Yushiroh Hirano grabbed a hat-trick in the second period, Makura Furuhashi scored two and the Japanese power play went 3-for-0. Meanwhile goalie Yuti Narisawa made 16 saves to post a shut-out in his opening game.
"That's all great for us," said hat-trick hero Hirano. "We were strong on our special teams, we defended strongly. That will be so important for the rest of the tournament because the next games will be harder."
It was a baptism of fire for Serbia, back at this level of IIHF play for the first time since 2010, but a commanding performance adds weight to Japan’s hopes that it can improve on the two silvers and one bronze it has won since relegation from Division IA in 2016.
A second marker followed almost immediately as Serbia coughed up the puck in centre ice. Mateja Popovic’s misplaced pass went to Yuki Miura, who swiftly turned play around and set up Furuhashi for a well-placed wrister that flew over Rankovic’s shoulder.
Two goals down after six minutes, Serbia responded bravely. Anastasiadis Spiros’ men did not allow heads to drop and gradually began to ask some questions of Narisawa in the Japanese net. A couple of power plays midway through the first stanza helped to steady some Serbian nerves and late in the frame the puck was in Narisawa’s net after Mirko Dumic batted down Andrija Spanjevic’s long-range thunderbolt. However, joy soon turned to frustration as a video review found that Dumic’s stick was high and the goal was whistled off.

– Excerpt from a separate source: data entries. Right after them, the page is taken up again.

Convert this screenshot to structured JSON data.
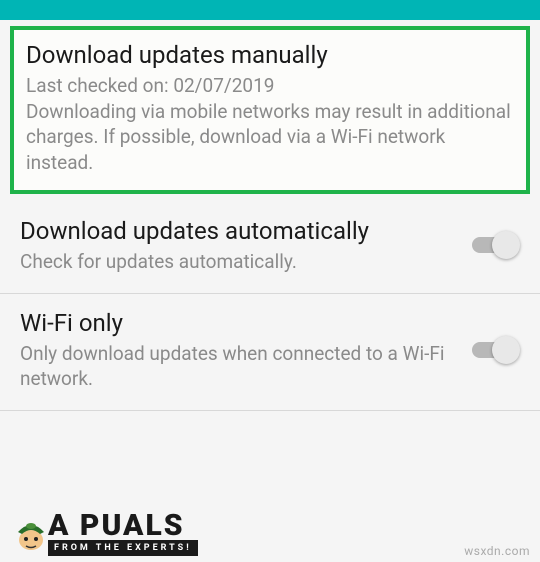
{
  "settings": {
    "manual": {
      "title": "Download updates manually",
      "last_checked_label": "Last checked on: 02/07/2019",
      "description": "Downloading via mobile networks may result in additional charges. If possible, download via a Wi-Fi network instead."
    },
    "auto": {
      "title": "Download updates automatically",
      "description": "Check for updates automatically.",
      "toggle_on": false
    },
    "wifi": {
      "title": "Wi-Fi only",
      "description": "Only download updates when connected to a Wi-Fi network.",
      "toggle_on": false
    }
  },
  "branding": {
    "logo_text": "A PUALS",
    "tagline": "FROM THE EXPERTS!"
  },
  "watermark": "wsxdn.com"
}
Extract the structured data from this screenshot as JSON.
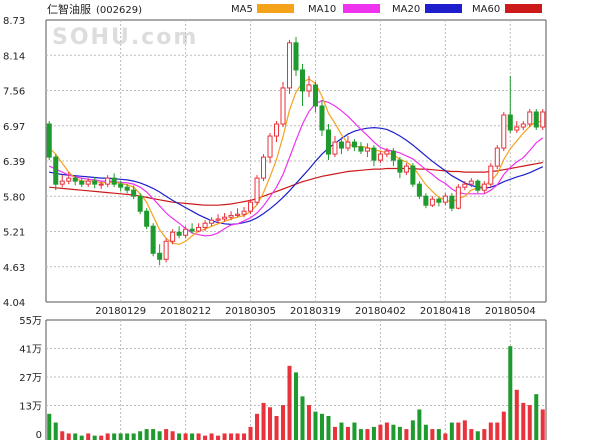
{
  "header": {
    "stock_name": "仁智油服",
    "stock_code": "(002629)",
    "watermark": "SOHU.com"
  },
  "colors": {
    "up": "#e8323c",
    "down": "#1f9a2e",
    "ma5": "#f5a21b",
    "ma10": "#ee33ee",
    "ma20": "#1e1ecc",
    "ma60": "#cc1a1a",
    "grid": "#bbbbbb",
    "frame": "#555555"
  },
  "chart_data": [
    {
      "type": "candlestick",
      "legend": [
        {
          "name": "MA5",
          "color": "#f5a21b"
        },
        {
          "name": "MA10",
          "color": "#ee33ee"
        },
        {
          "name": "MA20",
          "color": "#1e1ecc"
        },
        {
          "name": "MA60",
          "color": "#cc1a1a"
        }
      ],
      "y_ticks": [
        "8.73",
        "8.14",
        "7.56",
        "6.97",
        "6.39",
        "5.80",
        "5.21",
        "4.63",
        "4.04"
      ],
      "ylim": [
        4.04,
        8.73
      ],
      "x_ticks": [
        {
          "label": "20180129",
          "index": 11
        },
        {
          "label": "20180212",
          "index": 21
        },
        {
          "label": "20180305",
          "index": 31
        },
        {
          "label": "20180319",
          "index": 41
        },
        {
          "label": "20180402",
          "index": 51
        },
        {
          "label": "20180418",
          "index": 61
        },
        {
          "label": "20180504",
          "index": 71
        }
      ],
      "candles": [
        [
          7.0,
          6.45,
          7.05,
          6.4
        ],
        [
          6.45,
          6.0,
          6.5,
          5.9
        ],
        [
          6.0,
          6.05,
          6.15,
          5.95
        ],
        [
          6.05,
          6.1,
          6.2,
          6.0
        ],
        [
          6.1,
          6.05,
          6.15,
          5.98
        ],
        [
          6.05,
          6.0,
          6.1,
          5.95
        ],
        [
          6.0,
          6.05,
          6.1,
          5.95
        ],
        [
          6.05,
          6.0,
          6.12,
          5.93
        ],
        [
          6.0,
          6.0,
          6.05,
          5.92
        ],
        [
          6.0,
          6.1,
          6.15,
          5.95
        ],
        [
          6.1,
          6.0,
          6.18,
          5.95
        ],
        [
          6.0,
          5.95,
          6.05,
          5.88
        ],
        [
          5.95,
          5.9,
          6.0,
          5.85
        ],
        [
          5.9,
          5.8,
          5.98,
          5.75
        ],
        [
          5.8,
          5.55,
          5.85,
          5.5
        ],
        [
          5.55,
          5.3,
          5.6,
          5.25
        ],
        [
          5.3,
          4.85,
          5.35,
          4.8
        ],
        [
          4.85,
          4.75,
          5.0,
          4.65
        ],
        [
          4.75,
          5.05,
          5.1,
          4.7
        ],
        [
          5.05,
          5.2,
          5.25,
          5.0
        ],
        [
          5.2,
          5.15,
          5.3,
          5.1
        ],
        [
          5.15,
          5.25,
          5.3,
          5.1
        ],
        [
          5.25,
          5.22,
          5.35,
          5.18
        ],
        [
          5.22,
          5.28,
          5.35,
          5.2
        ],
        [
          5.28,
          5.35,
          5.4,
          5.22
        ],
        [
          5.35,
          5.4,
          5.45,
          5.3
        ],
        [
          5.4,
          5.42,
          5.5,
          5.35
        ],
        [
          5.42,
          5.45,
          5.52,
          5.38
        ],
        [
          5.45,
          5.48,
          5.55,
          5.4
        ],
        [
          5.48,
          5.5,
          5.6,
          5.45
        ],
        [
          5.5,
          5.55,
          5.62,
          5.45
        ],
        [
          5.55,
          5.7,
          5.75,
          5.5
        ],
        [
          5.7,
          6.1,
          6.15,
          5.65
        ],
        [
          6.1,
          6.45,
          6.5,
          6.05
        ],
        [
          6.45,
          6.8,
          6.85,
          6.35
        ],
        [
          6.8,
          7.0,
          7.05,
          6.7
        ],
        [
          7.0,
          7.6,
          7.7,
          6.95
        ],
        [
          7.6,
          8.35,
          8.4,
          7.5
        ],
        [
          8.35,
          7.9,
          8.45,
          7.8
        ],
        [
          7.9,
          7.55,
          8.0,
          7.3
        ],
        [
          7.55,
          7.65,
          7.8,
          7.45
        ],
        [
          7.65,
          7.3,
          7.7,
          7.2
        ],
        [
          7.3,
          6.9,
          7.4,
          6.8
        ],
        [
          6.9,
          6.5,
          7.0,
          6.4
        ],
        [
          6.5,
          6.7,
          6.8,
          6.45
        ],
        [
          6.7,
          6.6,
          6.78,
          6.5
        ],
        [
          6.6,
          6.7,
          6.8,
          6.55
        ],
        [
          6.7,
          6.62,
          6.75,
          6.55
        ],
        [
          6.62,
          6.55,
          6.7,
          6.5
        ],
        [
          6.55,
          6.6,
          6.68,
          6.45
        ],
        [
          6.6,
          6.4,
          6.65,
          6.3
        ],
        [
          6.4,
          6.5,
          6.55,
          6.35
        ],
        [
          6.5,
          6.55,
          6.6,
          6.45
        ],
        [
          6.55,
          6.4,
          6.6,
          6.3
        ],
        [
          6.4,
          6.2,
          6.45,
          6.1
        ],
        [
          6.2,
          6.3,
          6.35,
          6.15
        ],
        [
          6.3,
          6.0,
          6.35,
          5.95
        ],
        [
          6.0,
          5.8,
          6.05,
          5.75
        ],
        [
          5.8,
          5.65,
          5.85,
          5.6
        ],
        [
          5.65,
          5.75,
          5.8,
          5.62
        ],
        [
          5.75,
          5.7,
          5.78,
          5.63
        ],
        [
          5.7,
          5.8,
          5.85,
          5.65
        ],
        [
          5.8,
          5.6,
          5.85,
          5.55
        ],
        [
          5.6,
          5.95,
          6.0,
          5.58
        ],
        [
          5.95,
          6.0,
          6.05,
          5.9
        ],
        [
          6.0,
          6.05,
          6.1,
          5.95
        ],
        [
          6.05,
          5.9,
          6.08,
          5.85
        ],
        [
          5.9,
          6.0,
          6.05,
          5.85
        ],
        [
          6.0,
          6.3,
          6.35,
          5.95
        ],
        [
          6.3,
          6.6,
          6.65,
          6.25
        ],
        [
          6.6,
          7.15,
          7.2,
          6.55
        ],
        [
          7.15,
          6.9,
          7.8,
          6.85
        ],
        [
          6.9,
          6.95,
          7.05,
          6.85
        ],
        [
          6.95,
          7.0,
          7.05,
          6.9
        ],
        [
          7.0,
          7.2,
          7.25,
          6.95
        ],
        [
          7.2,
          6.95,
          7.25,
          6.9
        ],
        [
          6.95,
          7.2,
          7.25,
          6.9
        ]
      ],
      "ma5": [
        6.6,
        6.5,
        6.35,
        6.2,
        6.1,
        6.05,
        6.05,
        6.05,
        6.02,
        6.03,
        6.03,
        6.01,
        5.99,
        5.95,
        5.84,
        5.7,
        5.47,
        5.24,
        5.1,
        5.02,
        5.0,
        5.05,
        5.14,
        5.22,
        5.25,
        5.3,
        5.34,
        5.38,
        5.42,
        5.45,
        5.48,
        5.54,
        5.66,
        5.86,
        6.12,
        6.41,
        6.79,
        7.23,
        7.53,
        7.69,
        7.75,
        7.67,
        7.46,
        7.18,
        7.01,
        6.82,
        6.68,
        6.62,
        6.63,
        6.61,
        6.57,
        6.55,
        6.52,
        6.49,
        6.41,
        6.37,
        6.29,
        6.14,
        5.99,
        5.88,
        5.78,
        5.74,
        5.7,
        5.76,
        5.8,
        5.9,
        5.94,
        5.98,
        6.05,
        6.17,
        6.41,
        6.59,
        6.72,
        6.85,
        6.96,
        7.04,
        7.04
      ],
      "ma10": [
        6.3,
        6.25,
        6.2,
        6.15,
        6.12,
        6.1,
        6.08,
        6.07,
        6.05,
        6.05,
        6.04,
        6.03,
        6.02,
        6.0,
        5.95,
        5.87,
        5.76,
        5.64,
        5.52,
        5.43,
        5.35,
        5.26,
        5.19,
        5.16,
        5.14,
        5.15,
        5.19,
        5.26,
        5.32,
        5.34,
        5.39,
        5.44,
        5.52,
        5.64,
        5.79,
        5.95,
        6.16,
        6.44,
        6.73,
        7.0,
        7.21,
        7.34,
        7.39,
        7.36,
        7.3,
        7.22,
        7.13,
        7.02,
        6.91,
        6.81,
        6.7,
        6.61,
        6.57,
        6.55,
        6.52,
        6.47,
        6.42,
        6.33,
        6.24,
        6.16,
        6.07,
        6.01,
        5.92,
        5.86,
        5.84,
        5.84,
        5.84,
        5.84,
        5.9,
        5.99,
        6.16,
        6.28,
        6.37,
        6.44,
        6.56,
        6.69,
        6.77
      ],
      "ma20": [
        6.2,
        6.18,
        6.16,
        6.15,
        6.14,
        6.13,
        6.12,
        6.11,
        6.1,
        6.1,
        6.09,
        6.08,
        6.07,
        6.05,
        6.02,
        5.98,
        5.93,
        5.87,
        5.8,
        5.73,
        5.67,
        5.61,
        5.55,
        5.49,
        5.44,
        5.39,
        5.36,
        5.34,
        5.33,
        5.34,
        5.36,
        5.39,
        5.44,
        5.51,
        5.59,
        5.68,
        5.78,
        5.89,
        6.01,
        6.13,
        6.25,
        6.38,
        6.5,
        6.6,
        6.68,
        6.76,
        6.83,
        6.88,
        6.91,
        6.93,
        6.94,
        6.93,
        6.91,
        6.86,
        6.8,
        6.73,
        6.65,
        6.56,
        6.47,
        6.38,
        6.3,
        6.22,
        6.14,
        6.08,
        6.02,
        5.98,
        5.95,
        5.93,
        5.95,
        5.99,
        6.04,
        6.08,
        6.12,
        6.15,
        6.19,
        6.24,
        6.29
      ],
      "ma60": [
        5.95,
        5.94,
        5.93,
        5.92,
        5.91,
        5.9,
        5.89,
        5.88,
        5.87,
        5.86,
        5.85,
        5.84,
        5.83,
        5.82,
        5.8,
        5.78,
        5.76,
        5.74,
        5.72,
        5.7,
        5.69,
        5.68,
        5.67,
        5.66,
        5.65,
        5.65,
        5.65,
        5.66,
        5.67,
        5.69,
        5.71,
        5.73,
        5.76,
        5.8,
        5.84,
        5.88,
        5.92,
        5.96,
        6.0,
        6.04,
        6.07,
        6.1,
        6.13,
        6.15,
        6.17,
        6.19,
        6.21,
        6.22,
        6.23,
        6.24,
        6.25,
        6.25,
        6.26,
        6.26,
        6.26,
        6.26,
        6.26,
        6.25,
        6.25,
        6.24,
        6.23,
        6.22,
        6.21,
        6.21,
        6.2,
        6.2,
        6.2,
        6.2,
        6.21,
        6.22,
        6.24,
        6.26,
        6.28,
        6.3,
        6.32,
        6.34,
        6.36
      ]
    },
    {
      "type": "bar",
      "unit": "万",
      "y_ticks": [
        "55万",
        "41万",
        "27万",
        "13万",
        "0"
      ],
      "ylim": [
        0,
        55
      ],
      "volumes": [
        12,
        8,
        4,
        3,
        3,
        2,
        3,
        2,
        2,
        3,
        3,
        3,
        3,
        3,
        4,
        5,
        5,
        4,
        5,
        4,
        3,
        3,
        3,
        3,
        2,
        3,
        2,
        3,
        3,
        3,
        3,
        6,
        12,
        17,
        15,
        11,
        16,
        34,
        31,
        20,
        16,
        13,
        12,
        11,
        6,
        8,
        6,
        8,
        5,
        5,
        6,
        7,
        8,
        7,
        6,
        5,
        9,
        14,
        7,
        5,
        5,
        3,
        8,
        8,
        9,
        5,
        4,
        5,
        8,
        8,
        13,
        43,
        23,
        17,
        16,
        21,
        14
      ]
    }
  ]
}
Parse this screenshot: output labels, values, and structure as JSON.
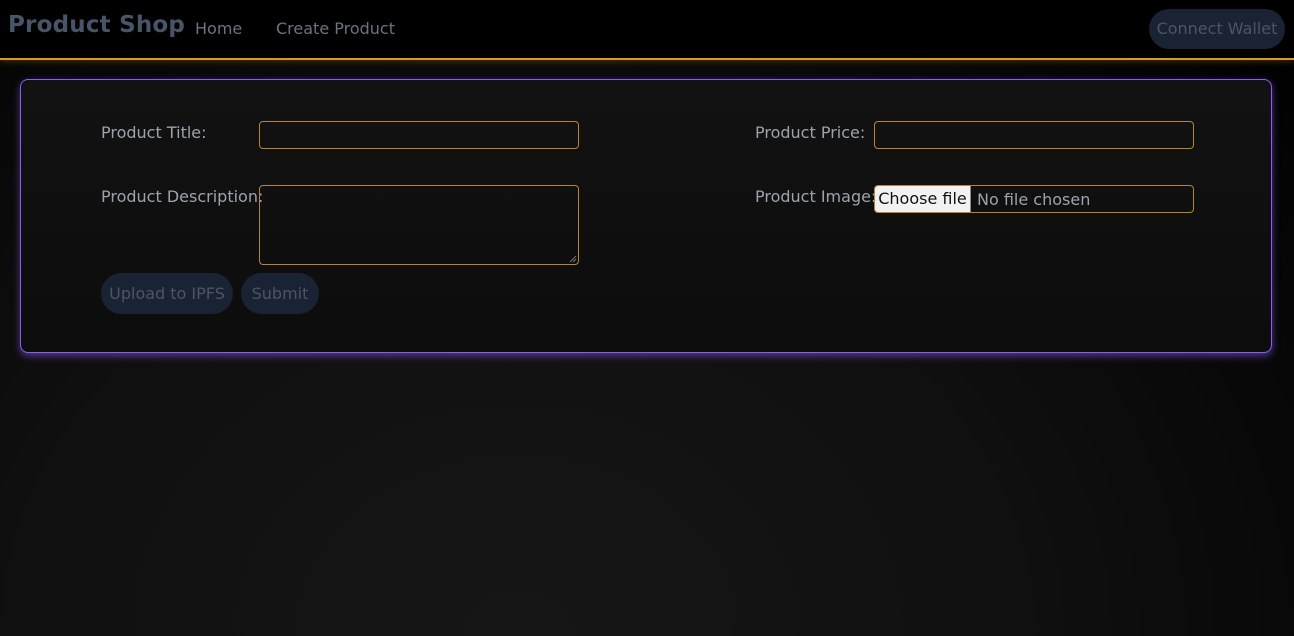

"[Serbia] made it a good game," added Hirano. "The first 20 minutes was hard for us. They came at us and created some good chances.
"But in the second 20 we started to play the way we want to play and that's what we have to do this week."
As Hirano pointed out, Japan heeded the warning. The second period began with Richard Carriere’s team stepping back on the gas and taking control of the game. Once again, the pressure paid off – and in a pattern similar to the first period with another Serbian penalty, swiftly followed by a Japanese power play goal. Team captain Shogo Nakajima powered down the right-hand channel, drawing the opposition to him and creating space for his team-mate to exploit in the left-hand circle. A pin-point pass set up the Abbotsfield Canucks forward for Japan’s third goal.
Hirano, aged 26, is one of Japan’s brightest talents. On a team largely comprised of home-based players, his AHL experience puts him on a different level from many of those around him. And he underlined that point with a second power play goal from almost the same spot to extend his team’s lead. Not that anyone could claim this is a one-man team: just 12 seconds after Hirano’s second goal, Furuhashi joined him on two tallies, punishing another slack pass in the Serbian zone to make it 5-0. Furuhashi, unlike the well-travelled Hirano, has played almost his entire club career with the Nikko Icebucks in the Asia League.
Japan had more to come. Late in the middle frame, Taiga Irikura added a sixth, tapping home a Kohei Sato feed to claim his first World Championship goal. Moments later, Hirano completed his hat-trick, this time from the opposite flank, and Serbia was facing a rout.
The final stanza brought one more goal from Kento Suzuki to complete an impressive start for Team Japan.